—When you come back. When you keep coming back.
—What if I just tell you about it, what I want? And then you decide?
—I’m telling you, I can’t.
—It’s nothing. It’s really nothing. It’s boring, it’s easy. It’s so small, what I want. [silence] Okay. So my mom and I are at the botanical garden, inside the conservatory—
—What does it look like?
—Yes, where you are. You have to describe it for me. All the details that matter to you.
—It has a domed glass roof, made of triangular sections.
—What time of day?
—Early afternoon, middle of the day. A weekday. I took it off from work. Blue sky.
—How big is the building? Can you see the whole thing from where you’re standing?
—What plants are immediately around you?
—We’re in the tropical rainforest section. Pink bromeliads, dwarf palms, a banana tree. Butterflies.
—What else is important?
—We’re walking through the gardens together. She’s holding my arm. She’s telling me plant facts, boring ones, like “Did you know bamboo can grow a full inch in just an hour?” And she’s gossiping about relatives I don’t remember, and kids I went to elementary school with. “Little Russell is a newscaster now! Aunt Sandy is pregnant!” That sort of thing. And I’m just listening. I say things like, “That’s interesting,” and “Russell did love to hear himself talk.” I’m not getting snide or impatient, or looking at my phone, or thinking about work, or picking a fight.

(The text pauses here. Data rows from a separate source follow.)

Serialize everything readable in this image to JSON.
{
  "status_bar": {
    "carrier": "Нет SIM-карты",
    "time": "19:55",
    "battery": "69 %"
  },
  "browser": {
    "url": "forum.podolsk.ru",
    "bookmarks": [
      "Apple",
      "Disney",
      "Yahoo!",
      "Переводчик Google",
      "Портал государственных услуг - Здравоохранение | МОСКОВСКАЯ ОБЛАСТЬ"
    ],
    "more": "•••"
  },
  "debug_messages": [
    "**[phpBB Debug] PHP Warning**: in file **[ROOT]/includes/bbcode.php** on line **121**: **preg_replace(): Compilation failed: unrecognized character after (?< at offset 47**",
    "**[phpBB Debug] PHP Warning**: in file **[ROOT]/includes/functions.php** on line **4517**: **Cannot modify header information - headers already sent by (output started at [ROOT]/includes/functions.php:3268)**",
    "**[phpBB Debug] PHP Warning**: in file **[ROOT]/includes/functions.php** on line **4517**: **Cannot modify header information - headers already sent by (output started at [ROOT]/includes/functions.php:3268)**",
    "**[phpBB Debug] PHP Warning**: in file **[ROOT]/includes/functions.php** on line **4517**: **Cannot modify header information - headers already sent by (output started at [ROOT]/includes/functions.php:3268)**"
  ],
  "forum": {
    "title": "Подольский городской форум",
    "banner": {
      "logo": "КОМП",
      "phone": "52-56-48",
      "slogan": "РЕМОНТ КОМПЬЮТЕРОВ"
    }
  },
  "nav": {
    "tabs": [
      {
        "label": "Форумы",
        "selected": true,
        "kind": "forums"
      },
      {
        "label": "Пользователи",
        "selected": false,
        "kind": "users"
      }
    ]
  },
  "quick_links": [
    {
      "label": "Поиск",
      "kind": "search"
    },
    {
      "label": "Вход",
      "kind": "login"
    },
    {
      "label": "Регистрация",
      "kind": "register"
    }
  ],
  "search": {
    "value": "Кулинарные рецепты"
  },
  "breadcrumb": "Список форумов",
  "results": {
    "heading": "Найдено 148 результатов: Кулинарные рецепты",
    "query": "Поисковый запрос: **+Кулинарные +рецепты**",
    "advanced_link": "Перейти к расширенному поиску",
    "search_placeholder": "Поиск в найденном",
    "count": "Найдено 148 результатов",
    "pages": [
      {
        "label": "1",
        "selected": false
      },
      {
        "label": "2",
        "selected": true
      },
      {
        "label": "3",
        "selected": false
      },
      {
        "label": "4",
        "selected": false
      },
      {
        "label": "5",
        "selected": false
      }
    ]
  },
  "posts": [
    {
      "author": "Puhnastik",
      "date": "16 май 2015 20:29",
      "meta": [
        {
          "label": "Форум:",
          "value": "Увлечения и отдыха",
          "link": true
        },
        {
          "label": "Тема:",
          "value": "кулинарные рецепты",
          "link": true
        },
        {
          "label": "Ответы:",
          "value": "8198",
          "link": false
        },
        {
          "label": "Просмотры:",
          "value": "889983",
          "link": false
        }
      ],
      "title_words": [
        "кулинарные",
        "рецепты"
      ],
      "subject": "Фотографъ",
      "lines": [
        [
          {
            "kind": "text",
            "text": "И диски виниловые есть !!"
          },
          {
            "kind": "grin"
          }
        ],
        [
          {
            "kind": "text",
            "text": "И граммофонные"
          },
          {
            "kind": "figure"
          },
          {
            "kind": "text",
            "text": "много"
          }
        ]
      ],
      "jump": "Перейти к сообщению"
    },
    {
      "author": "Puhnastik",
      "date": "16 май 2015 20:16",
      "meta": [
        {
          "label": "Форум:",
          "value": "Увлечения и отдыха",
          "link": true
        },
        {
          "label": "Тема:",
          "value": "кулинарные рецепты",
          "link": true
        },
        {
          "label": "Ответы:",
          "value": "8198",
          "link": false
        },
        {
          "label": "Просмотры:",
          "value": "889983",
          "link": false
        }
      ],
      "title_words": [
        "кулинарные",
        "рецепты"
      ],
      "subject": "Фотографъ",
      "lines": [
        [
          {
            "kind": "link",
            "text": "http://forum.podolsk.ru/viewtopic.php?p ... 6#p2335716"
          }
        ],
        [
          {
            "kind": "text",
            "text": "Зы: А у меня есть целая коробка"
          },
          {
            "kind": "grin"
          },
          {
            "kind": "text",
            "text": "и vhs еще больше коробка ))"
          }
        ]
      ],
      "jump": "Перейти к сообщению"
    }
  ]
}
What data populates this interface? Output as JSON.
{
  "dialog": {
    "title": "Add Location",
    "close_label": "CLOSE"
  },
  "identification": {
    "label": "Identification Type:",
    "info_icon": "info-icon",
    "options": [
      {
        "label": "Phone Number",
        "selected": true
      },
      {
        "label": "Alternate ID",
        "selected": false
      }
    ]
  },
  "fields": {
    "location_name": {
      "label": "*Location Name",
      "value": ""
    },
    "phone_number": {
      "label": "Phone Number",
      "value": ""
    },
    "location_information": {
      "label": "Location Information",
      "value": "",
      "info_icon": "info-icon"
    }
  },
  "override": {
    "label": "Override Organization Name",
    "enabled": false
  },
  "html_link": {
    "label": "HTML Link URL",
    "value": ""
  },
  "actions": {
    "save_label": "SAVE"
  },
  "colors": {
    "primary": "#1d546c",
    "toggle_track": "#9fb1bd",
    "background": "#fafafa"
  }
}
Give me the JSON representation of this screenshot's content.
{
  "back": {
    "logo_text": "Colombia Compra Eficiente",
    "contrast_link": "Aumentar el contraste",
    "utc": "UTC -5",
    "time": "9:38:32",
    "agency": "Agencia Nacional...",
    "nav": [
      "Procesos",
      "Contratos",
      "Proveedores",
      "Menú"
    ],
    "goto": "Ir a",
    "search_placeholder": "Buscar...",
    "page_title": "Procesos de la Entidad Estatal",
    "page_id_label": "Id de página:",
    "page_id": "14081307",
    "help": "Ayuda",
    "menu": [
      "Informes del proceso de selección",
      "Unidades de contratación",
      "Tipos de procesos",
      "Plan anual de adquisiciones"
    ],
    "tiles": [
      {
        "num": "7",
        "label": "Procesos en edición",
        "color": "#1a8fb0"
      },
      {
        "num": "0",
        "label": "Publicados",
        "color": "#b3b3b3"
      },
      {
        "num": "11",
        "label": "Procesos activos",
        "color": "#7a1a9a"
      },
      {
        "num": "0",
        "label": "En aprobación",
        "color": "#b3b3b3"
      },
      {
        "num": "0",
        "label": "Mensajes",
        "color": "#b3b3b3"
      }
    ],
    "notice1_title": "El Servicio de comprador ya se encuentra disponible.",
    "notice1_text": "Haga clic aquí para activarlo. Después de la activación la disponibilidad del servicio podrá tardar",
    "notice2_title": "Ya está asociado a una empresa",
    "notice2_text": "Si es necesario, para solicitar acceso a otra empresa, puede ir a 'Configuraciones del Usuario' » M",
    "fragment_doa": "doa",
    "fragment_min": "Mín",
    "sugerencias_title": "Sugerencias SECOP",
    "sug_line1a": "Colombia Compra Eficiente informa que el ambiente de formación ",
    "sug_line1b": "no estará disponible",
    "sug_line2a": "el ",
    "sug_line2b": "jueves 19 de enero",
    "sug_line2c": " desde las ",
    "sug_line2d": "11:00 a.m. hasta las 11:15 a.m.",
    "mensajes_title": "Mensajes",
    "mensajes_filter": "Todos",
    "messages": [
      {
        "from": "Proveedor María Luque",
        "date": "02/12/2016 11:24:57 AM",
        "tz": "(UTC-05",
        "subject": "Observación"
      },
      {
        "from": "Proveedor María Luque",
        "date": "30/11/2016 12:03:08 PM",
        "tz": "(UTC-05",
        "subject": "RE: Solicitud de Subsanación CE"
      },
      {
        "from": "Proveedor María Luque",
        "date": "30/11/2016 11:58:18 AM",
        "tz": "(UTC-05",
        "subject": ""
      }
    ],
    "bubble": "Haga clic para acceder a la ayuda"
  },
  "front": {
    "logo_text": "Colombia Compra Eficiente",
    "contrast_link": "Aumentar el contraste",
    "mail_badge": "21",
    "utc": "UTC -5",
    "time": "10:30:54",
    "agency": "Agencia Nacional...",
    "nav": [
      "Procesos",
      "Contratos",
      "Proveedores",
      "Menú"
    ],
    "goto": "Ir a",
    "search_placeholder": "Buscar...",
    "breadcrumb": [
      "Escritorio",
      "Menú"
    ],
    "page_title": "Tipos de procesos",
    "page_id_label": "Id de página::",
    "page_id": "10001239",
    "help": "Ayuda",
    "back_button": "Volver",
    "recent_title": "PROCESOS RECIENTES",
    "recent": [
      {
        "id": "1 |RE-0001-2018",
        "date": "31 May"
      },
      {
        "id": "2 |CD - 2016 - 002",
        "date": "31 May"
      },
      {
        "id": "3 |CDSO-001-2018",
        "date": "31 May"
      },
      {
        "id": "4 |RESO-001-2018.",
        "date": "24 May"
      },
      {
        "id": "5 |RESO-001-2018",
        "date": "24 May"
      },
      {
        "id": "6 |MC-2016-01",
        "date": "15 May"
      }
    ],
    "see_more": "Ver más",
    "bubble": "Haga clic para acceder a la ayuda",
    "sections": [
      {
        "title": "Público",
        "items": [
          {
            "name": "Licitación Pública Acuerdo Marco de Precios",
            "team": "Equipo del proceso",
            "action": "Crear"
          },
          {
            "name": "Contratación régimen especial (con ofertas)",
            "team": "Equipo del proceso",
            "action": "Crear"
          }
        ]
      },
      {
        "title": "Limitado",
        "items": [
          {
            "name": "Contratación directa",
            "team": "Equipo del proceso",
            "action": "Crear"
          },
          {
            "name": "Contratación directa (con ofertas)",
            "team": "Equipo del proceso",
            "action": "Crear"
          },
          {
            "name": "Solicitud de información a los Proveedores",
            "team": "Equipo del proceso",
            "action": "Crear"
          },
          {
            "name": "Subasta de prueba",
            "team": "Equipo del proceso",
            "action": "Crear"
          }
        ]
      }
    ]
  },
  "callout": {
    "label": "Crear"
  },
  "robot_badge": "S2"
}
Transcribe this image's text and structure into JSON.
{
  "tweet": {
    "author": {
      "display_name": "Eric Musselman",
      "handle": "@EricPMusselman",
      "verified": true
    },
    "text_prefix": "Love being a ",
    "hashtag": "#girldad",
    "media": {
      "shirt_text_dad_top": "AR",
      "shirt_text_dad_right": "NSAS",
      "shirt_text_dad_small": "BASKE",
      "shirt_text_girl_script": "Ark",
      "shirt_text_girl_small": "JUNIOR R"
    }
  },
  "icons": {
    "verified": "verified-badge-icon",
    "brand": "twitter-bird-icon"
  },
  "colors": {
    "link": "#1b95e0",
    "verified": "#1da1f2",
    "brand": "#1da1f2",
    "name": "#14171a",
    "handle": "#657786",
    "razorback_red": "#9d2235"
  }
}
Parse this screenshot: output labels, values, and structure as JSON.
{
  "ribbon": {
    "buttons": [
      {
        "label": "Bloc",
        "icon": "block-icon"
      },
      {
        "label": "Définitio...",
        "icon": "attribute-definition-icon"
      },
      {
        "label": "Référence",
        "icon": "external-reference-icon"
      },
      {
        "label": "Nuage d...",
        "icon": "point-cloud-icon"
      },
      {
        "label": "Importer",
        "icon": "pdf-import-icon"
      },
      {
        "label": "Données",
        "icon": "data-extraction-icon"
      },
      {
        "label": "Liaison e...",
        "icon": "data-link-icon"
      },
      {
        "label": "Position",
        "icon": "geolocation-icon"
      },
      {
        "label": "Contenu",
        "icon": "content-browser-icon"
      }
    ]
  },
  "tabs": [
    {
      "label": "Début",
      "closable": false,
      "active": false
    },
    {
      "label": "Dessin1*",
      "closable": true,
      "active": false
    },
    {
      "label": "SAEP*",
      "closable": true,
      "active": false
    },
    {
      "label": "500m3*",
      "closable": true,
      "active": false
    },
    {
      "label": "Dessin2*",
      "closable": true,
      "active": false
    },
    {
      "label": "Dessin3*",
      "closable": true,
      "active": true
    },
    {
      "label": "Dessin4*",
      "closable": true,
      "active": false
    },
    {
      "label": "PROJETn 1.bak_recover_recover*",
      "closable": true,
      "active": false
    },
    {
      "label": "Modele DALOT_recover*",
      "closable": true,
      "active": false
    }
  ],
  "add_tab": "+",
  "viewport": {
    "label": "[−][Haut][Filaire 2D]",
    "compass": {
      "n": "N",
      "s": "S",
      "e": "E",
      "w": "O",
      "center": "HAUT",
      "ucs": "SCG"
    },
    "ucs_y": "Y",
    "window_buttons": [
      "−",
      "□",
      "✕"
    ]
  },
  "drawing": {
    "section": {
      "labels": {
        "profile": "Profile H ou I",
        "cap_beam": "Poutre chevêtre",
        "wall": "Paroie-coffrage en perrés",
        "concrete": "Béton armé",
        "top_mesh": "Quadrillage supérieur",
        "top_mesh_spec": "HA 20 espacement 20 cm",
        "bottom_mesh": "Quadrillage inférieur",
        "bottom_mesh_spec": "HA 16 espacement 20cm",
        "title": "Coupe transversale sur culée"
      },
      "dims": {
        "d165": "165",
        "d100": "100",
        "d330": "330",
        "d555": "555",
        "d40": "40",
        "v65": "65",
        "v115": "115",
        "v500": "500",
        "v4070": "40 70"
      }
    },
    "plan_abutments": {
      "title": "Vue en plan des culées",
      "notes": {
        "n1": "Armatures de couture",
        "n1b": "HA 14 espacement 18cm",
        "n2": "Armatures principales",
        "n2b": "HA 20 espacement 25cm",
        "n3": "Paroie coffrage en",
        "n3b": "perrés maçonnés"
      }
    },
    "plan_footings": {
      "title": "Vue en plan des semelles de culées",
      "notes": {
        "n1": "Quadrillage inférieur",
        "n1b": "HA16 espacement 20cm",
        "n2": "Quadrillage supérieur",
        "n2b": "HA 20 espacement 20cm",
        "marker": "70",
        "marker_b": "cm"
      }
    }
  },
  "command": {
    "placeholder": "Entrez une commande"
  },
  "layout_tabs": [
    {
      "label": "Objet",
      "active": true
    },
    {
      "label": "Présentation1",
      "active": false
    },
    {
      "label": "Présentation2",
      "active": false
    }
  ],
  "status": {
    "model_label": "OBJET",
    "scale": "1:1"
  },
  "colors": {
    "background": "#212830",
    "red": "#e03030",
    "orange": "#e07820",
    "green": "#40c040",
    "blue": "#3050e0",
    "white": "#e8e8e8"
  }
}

—Nothing. That’s it. We do that until my time is up. [silence] Are you surprised it’s not something more dramatic?
—No. I told you, it’s often—ordinary things.
—So what do you think?
—The simulations aren’t recorded, but these conversations are.
—Pre-simulation consultations are recorded as a text transcript.
—I thought everything was confidential.
—The transcripts are anonymized, and they’re not reviewed by a human being, just an AI. And it tends to be—somewhat literal-minded. It’s not very good at telling when people are lying or being sarcastic, and the transcripts obviously don’t contain our expressions or gestures. Do you understand?
—So, no, I can’t do that. I can’t simulate a walk in the conservatory with your mother. Under the distant domed roof, triangles of blue sky, palm leaves overhanging your path. Your mother delighted when a butterfly lands on her shoulder. And you, patient and kind and present as you wish you had been, just once. I would get fired. Tell me something else you want.
—The only thing I—
—Just tell me something else.
—I want to… ride a unicorn.
—Great. I’ll start the input and mapping process. Please head next door, where you’ll be fitted for the simulator cap. Usually, if I have any questions, I’ll use the room-to-room communicator, but this time I expect I—won’t have any.
—Will you—see what I see?
—Will I see you again?
—No. If you keep your promise.
—Then, thank you. Thank you.
—Enjoy your unicorn.
Excerpted from Lesser Known Monsters of the 21st Century, copyright © 2021 by Kim Fu.